ASSIGNMENT: Every line that contains "name" must be located and copied from the data.

__________

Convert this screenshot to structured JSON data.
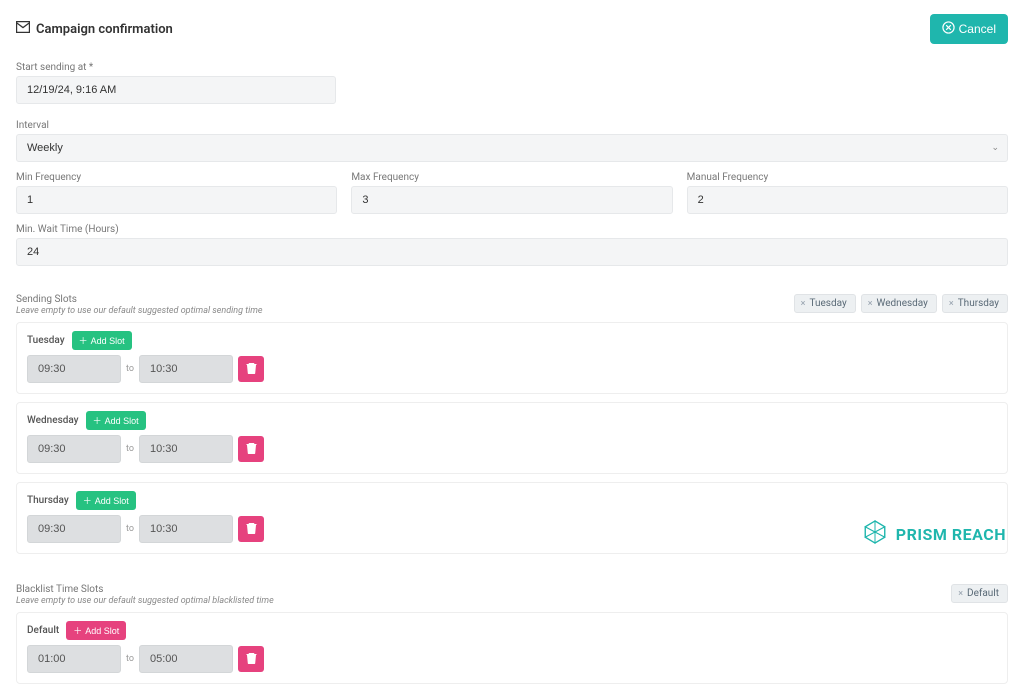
{
  "header": {
    "title": "Campaign confirmation",
    "cancel_label": "Cancel"
  },
  "fields": {
    "start_label": "Start sending at *",
    "start_value": "12/19/24, 9:16 AM",
    "interval_label": "Interval",
    "interval_value": "Weekly",
    "min_freq_label": "Min Frequency",
    "min_freq_value": "1",
    "max_freq_label": "Max Frequency",
    "max_freq_value": "3",
    "manual_freq_label": "Manual Frequency",
    "manual_freq_value": "2",
    "min_wait_label": "Min. Wait Time (Hours)",
    "min_wait_value": "24"
  },
  "sending_slots": {
    "label": "Sending Slots",
    "hint": "Leave empty to use our default suggested optimal sending time",
    "chips": [
      "Tuesday",
      "Wednesday",
      "Thursday"
    ],
    "add_slot_label": "Add Slot",
    "to_label": "to",
    "days": [
      {
        "name": "Tuesday",
        "from": "09:30",
        "to": "10:30"
      },
      {
        "name": "Wednesday",
        "from": "09:30",
        "to": "10:30"
      },
      {
        "name": "Thursday",
        "from": "09:30",
        "to": "10:30"
      }
    ]
  },
  "blacklist": {
    "label": "Blacklist Time Slots",
    "hint": "Leave empty to use our default suggested optimal blacklisted time",
    "chips": [
      "Default"
    ],
    "add_slot_label": "Add Slot",
    "to_label": "to",
    "days": [
      {
        "name": "Default",
        "from": "01:00",
        "to": "05:00"
      }
    ]
  },
  "brand": "PRISM REACH"
}
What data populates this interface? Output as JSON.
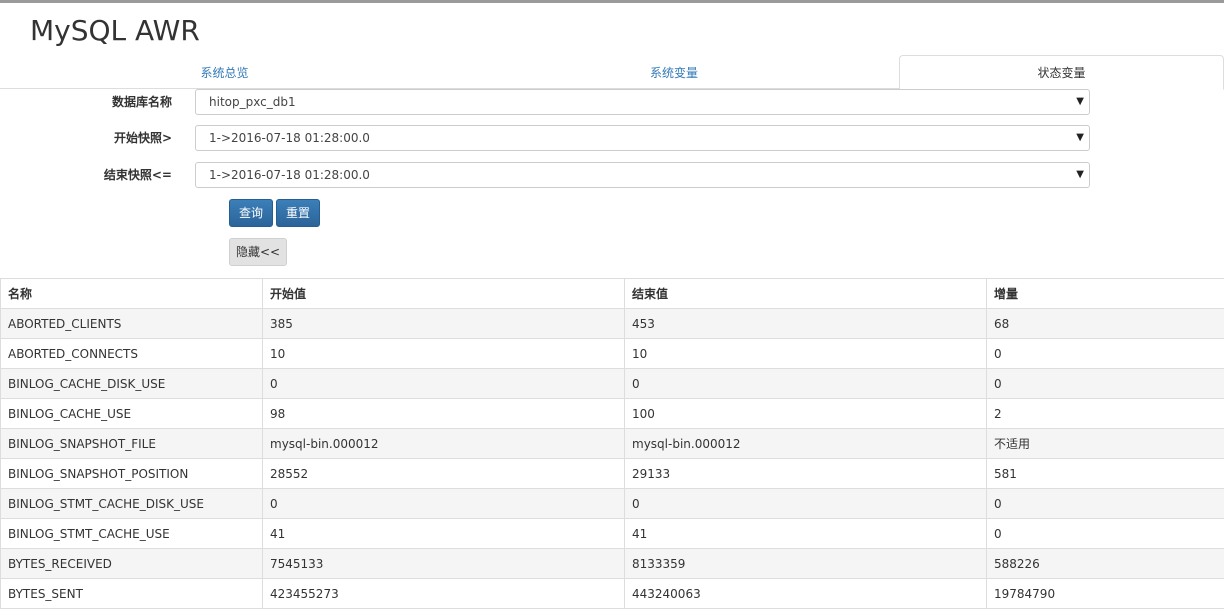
{
  "app": {
    "title": "MySQL AWR"
  },
  "tabs": [
    {
      "label": "系统总览"
    },
    {
      "label": "系统变量"
    },
    {
      "label": "状态变量"
    }
  ],
  "form": {
    "db_label": "数据库名称",
    "db_value": "hitop_pxc_db1",
    "start_label": "开始快照>",
    "start_value": "1->2016-07-18 01:28:00.0",
    "end_label": "结束快照<=",
    "end_value": "1->2016-07-18 01:28:00.0",
    "query_label": "查询",
    "reset_label": "重置",
    "hide_label": "隐藏<<"
  },
  "table": {
    "headers": [
      "名称",
      "开始值",
      "结束值",
      "增量"
    ],
    "rows": [
      [
        "ABORTED_CLIENTS",
        "385",
        "453",
        "68"
      ],
      [
        "ABORTED_CONNECTS",
        "10",
        "10",
        "0"
      ],
      [
        "BINLOG_CACHE_DISK_USE",
        "0",
        "0",
        "0"
      ],
      [
        "BINLOG_CACHE_USE",
        "98",
        "100",
        "2"
      ],
      [
        "BINLOG_SNAPSHOT_FILE",
        "mysql-bin.000012",
        "mysql-bin.000012",
        "不适用"
      ],
      [
        "BINLOG_SNAPSHOT_POSITION",
        "28552",
        "29133",
        "581"
      ],
      [
        "BINLOG_STMT_CACHE_DISK_USE",
        "0",
        "0",
        "0"
      ],
      [
        "BINLOG_STMT_CACHE_USE",
        "41",
        "41",
        "0"
      ],
      [
        "BYTES_RECEIVED",
        "7545133",
        "8133359",
        "588226"
      ],
      [
        "BYTES_SENT",
        "423455273",
        "443240063",
        "19784790"
      ]
    ]
  }
}
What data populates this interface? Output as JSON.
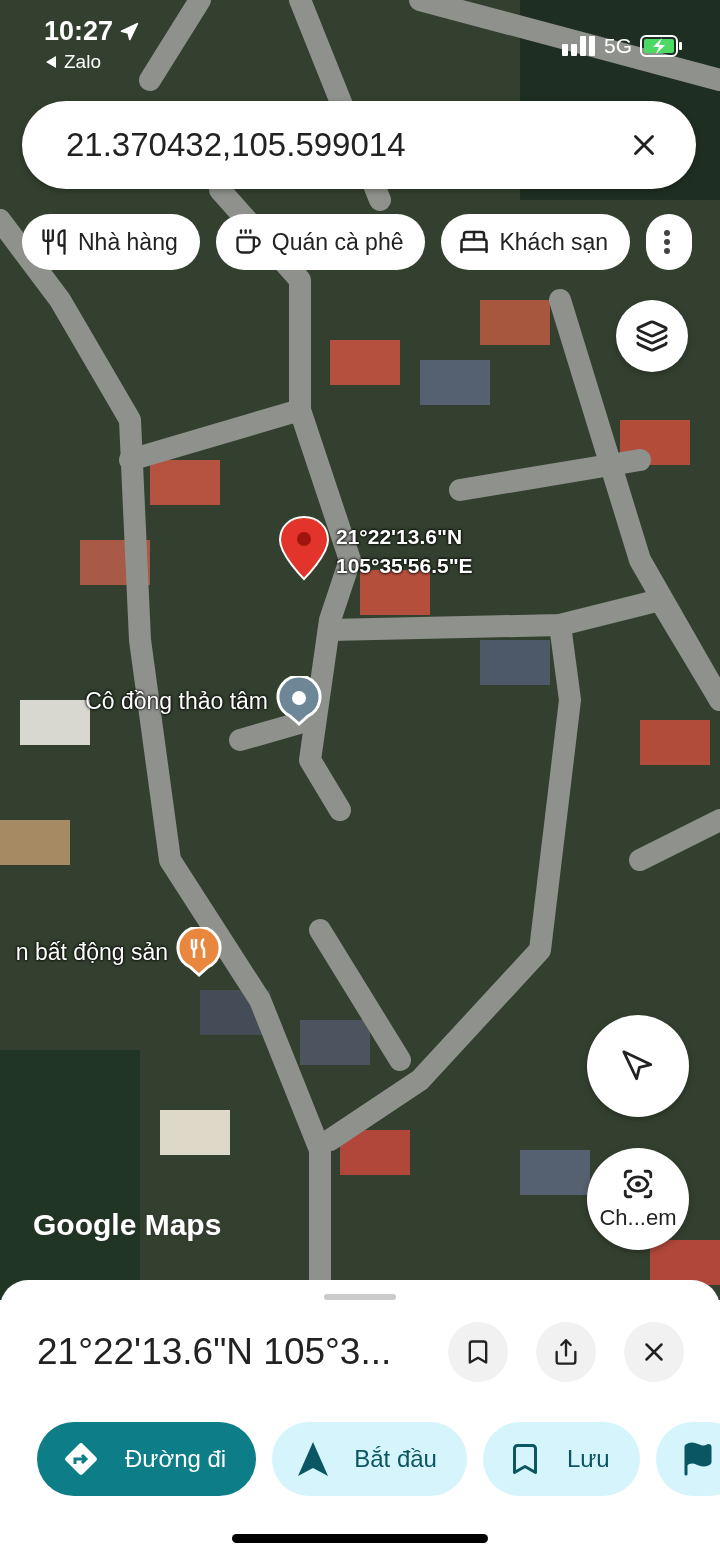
{
  "status_bar": {
    "time": "10:27",
    "back_label": "Zalo",
    "network": "5G"
  },
  "search": {
    "value": "21.370432,105.599014"
  },
  "chips": [
    {
      "kind": "restaurant",
      "label": "Nhà hàng"
    },
    {
      "kind": "cafe",
      "label": "Quán cà phê"
    },
    {
      "kind": "hotel",
      "label": "Khách sạn"
    },
    {
      "kind": "more"
    }
  ],
  "pin": {
    "lat": "21°22'13.6\"N",
    "lng": "105°35'56.5\"E"
  },
  "places": [
    {
      "kind": "place",
      "name": "Cô đồng thảo tâm"
    },
    {
      "kind": "restaurant",
      "name": "n bất động sản"
    }
  ],
  "camera_button": {
    "label": "Ch...em"
  },
  "logo": {
    "text": "Google Maps"
  },
  "sheet": {
    "title": "21°22'13.6\"N 105°3...",
    "actions": [
      {
        "kind": "directions",
        "label": "Đường đi"
      },
      {
        "kind": "start",
        "label": "Bắt đầu"
      },
      {
        "kind": "save",
        "label": "Lưu"
      },
      {
        "kind": "flag"
      }
    ]
  }
}
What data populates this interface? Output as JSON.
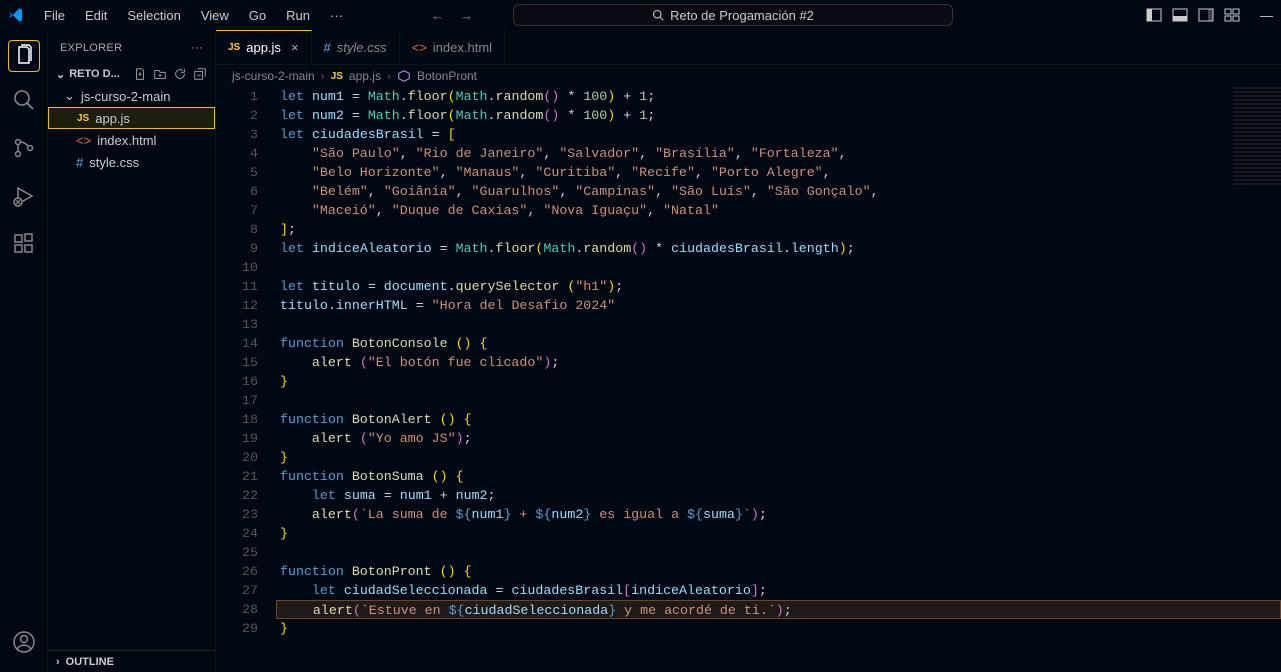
{
  "menu": [
    "File",
    "Edit",
    "Selection",
    "View",
    "Go",
    "Run",
    "···"
  ],
  "searchTitle": "Reto de Progamación #2",
  "explorer": {
    "header": "EXPLORER",
    "sectionTitle": "RETO D...",
    "folder": "js-curso-2-main",
    "files": [
      {
        "name": "app.js",
        "icon": "js",
        "selected": true
      },
      {
        "name": "index.html",
        "icon": "html",
        "selected": false
      },
      {
        "name": "style.css",
        "icon": "css",
        "selected": false
      }
    ],
    "outline": "OUTLINE"
  },
  "tabs": [
    {
      "name": "app.js",
      "icon": "js",
      "active": true,
      "close": true
    },
    {
      "name": "style.css",
      "icon": "css",
      "active": false,
      "italic": true
    },
    {
      "name": "index.html",
      "icon": "html",
      "active": false
    }
  ],
  "breadcrumb": {
    "parts": [
      "js-curso-2-main",
      "app.js",
      "BotonPront"
    ],
    "icons": [
      "",
      "js",
      "fn"
    ]
  },
  "code": {
    "lines": [
      {
        "n": 1,
        "html": "<span class='kw'>let</span> <span class='var'>num1</span> <span class='op'>=</span> <span class='obj'>Math</span>.<span class='fn'>floor</span><span class='brace'>(</span><span class='obj'>Math</span>.<span class='fn'>random</span><span class='brace2'>()</span> <span class='op'>*</span> <span class='num'>100</span><span class='brace'>)</span> <span class='op'>+</span> <span class='num'>1</span>;"
      },
      {
        "n": 2,
        "html": "<span class='kw'>let</span> <span class='var'>num2</span> <span class='op'>=</span> <span class='obj'>Math</span>.<span class='fn'>floor</span><span class='brace'>(</span><span class='obj'>Math</span>.<span class='fn'>random</span><span class='brace2'>()</span> <span class='op'>*</span> <span class='num'>100</span><span class='brace'>)</span> <span class='op'>+</span> <span class='num'>1</span>;"
      },
      {
        "n": 3,
        "html": "<span class='kw'>let</span> <span class='var'>ciudadesBrasil</span> <span class='op'>=</span> <span class='brace'>[</span>"
      },
      {
        "n": 4,
        "html": "    <span class='str'>\"São Paulo\"</span>, <span class='str'>\"Rio de Janeiro\"</span>, <span class='str'>\"Salvador\"</span>, <span class='str'>\"Brasília\"</span>, <span class='str'>\"Fortaleza\"</span>,"
      },
      {
        "n": 5,
        "html": "    <span class='str'>\"Belo Horizonte\"</span>, <span class='str'>\"Manaus\"</span>, <span class='str'>\"Curitiba\"</span>, <span class='str'>\"Recife\"</span>, <span class='str'>\"Porto Alegre\"</span>,"
      },
      {
        "n": 6,
        "html": "    <span class='str'>\"Belém\"</span>, <span class='str'>\"Goiânia\"</span>, <span class='str'>\"Guarulhos\"</span>, <span class='str'>\"Campinas\"</span>, <span class='str'>\"São Luís\"</span>, <span class='str'>\"São Gonçalo\"</span>,"
      },
      {
        "n": 7,
        "html": "    <span class='str'>\"Maceió\"</span>, <span class='str'>\"Duque de Caxias\"</span>, <span class='str'>\"Nova Iguaçu\"</span>, <span class='str'>\"Natal\"</span>"
      },
      {
        "n": 8,
        "html": "<span class='brace'>]</span>;"
      },
      {
        "n": 9,
        "html": "<span class='kw'>let</span> <span class='var'>indiceAleatorio</span> <span class='op'>=</span> <span class='obj'>Math</span>.<span class='fn'>floor</span><span class='brace'>(</span><span class='obj'>Math</span>.<span class='fn'>random</span><span class='brace2'>()</span> <span class='op'>*</span> <span class='var'>ciudadesBrasil</span>.<span class='var'>length</span><span class='brace'>)</span>;"
      },
      {
        "n": 10,
        "html": ""
      },
      {
        "n": 11,
        "html": "<span class='kw'>let</span> <span class='var'>titulo</span> <span class='op'>=</span> <span class='var'>document</span>.<span class='fn'>querySelector</span> <span class='brace'>(</span><span class='str'>\"h1\"</span><span class='brace'>)</span>;"
      },
      {
        "n": 12,
        "html": "<span class='var'>titulo</span>.<span class='var'>innerHTML</span> <span class='op'>=</span> <span class='str'>\"Hora del Desafio 2024\"</span>"
      },
      {
        "n": 13,
        "html": ""
      },
      {
        "n": 14,
        "html": "<span class='kw'>function</span> <span class='fn'>BotonConsole</span> <span class='brace'>()</span> <span class='brace'>{</span>"
      },
      {
        "n": 15,
        "html": "    <span class='fn'>alert</span> <span class='brace2'>(</span><span class='str'>\"El botón fue clicado\"</span><span class='brace2'>)</span>;"
      },
      {
        "n": 16,
        "html": "<span class='brace'>}</span>"
      },
      {
        "n": 17,
        "html": ""
      },
      {
        "n": 18,
        "html": "<span class='kw'>function</span> <span class='fn'>BotonAlert</span> <span class='brace'>()</span> <span class='brace'>{</span>"
      },
      {
        "n": 19,
        "html": "    <span class='fn'>alert</span> <span class='brace2'>(</span><span class='str'>\"Yo amo JS\"</span><span class='brace2'>)</span>;"
      },
      {
        "n": 20,
        "html": "<span class='brace'>}</span>"
      },
      {
        "n": 21,
        "html": "<span class='kw'>function</span> <span class='fn'>BotonSuma</span> <span class='brace'>()</span> <span class='brace'>{</span>"
      },
      {
        "n": 22,
        "html": "    <span class='kw'>let</span> <span class='var'>suma</span> <span class='op'>=</span> <span class='var'>num1</span> <span class='op'>+</span> <span class='var'>num2</span>;"
      },
      {
        "n": 23,
        "html": "    <span class='fn'>alert</span><span class='brace2'>(</span><span class='str'>`La suma de </span><span class='kw'>${</span><span class='var'>num1</span><span class='kw'>}</span><span class='str'> + </span><span class='kw'>${</span><span class='var'>num2</span><span class='kw'>}</span><span class='str'> es igual a </span><span class='kw'>${</span><span class='var'>suma</span><span class='kw'>}</span><span class='str'>`</span><span class='brace2'>)</span>;"
      },
      {
        "n": 24,
        "html": "<span class='brace'>}</span>"
      },
      {
        "n": 25,
        "html": ""
      },
      {
        "n": 26,
        "html": "<span class='kw'>function</span> <span class='fn'>BotonPront</span> <span class='brace'>()</span> <span class='brace'>{</span>"
      },
      {
        "n": 27,
        "html": "    <span class='kw'>let</span> <span class='var'>ciudadSeleccionada</span> <span class='op'>=</span> <span class='var'>ciudadesBrasil</span><span class='brace2'>[</span><span class='var'>indiceAleatorio</span><span class='brace2'>]</span>;"
      },
      {
        "n": 28,
        "hl": true,
        "html": "    <span class='fn'>alert</span><span class='brace2'>(</span><span class='str'>`Estuve en </span><span class='kw'>${</span><span class='var'>ciudadSeleccionada</span><span class='kw'>}</span><span class='str'> y me acordé de ti.`</span><span class='brace2'>)</span>;"
      },
      {
        "n": 29,
        "html": "<span class='brace'>}</span>"
      }
    ]
  }
}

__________

SOLVED EXERCISE:
        "name": "Tuesday",
        "name": "Wednesday",
        "name": "Thursday",
        "name": "Default",
      "name": "Cô đồng thảo tâm"
      "name": "n bất động sản"
        "name": "app.js",
        "name": "index.html",
        "name": "style.css",
      "name": "app.js",
      "name": "style.css",
      "name": "index.html",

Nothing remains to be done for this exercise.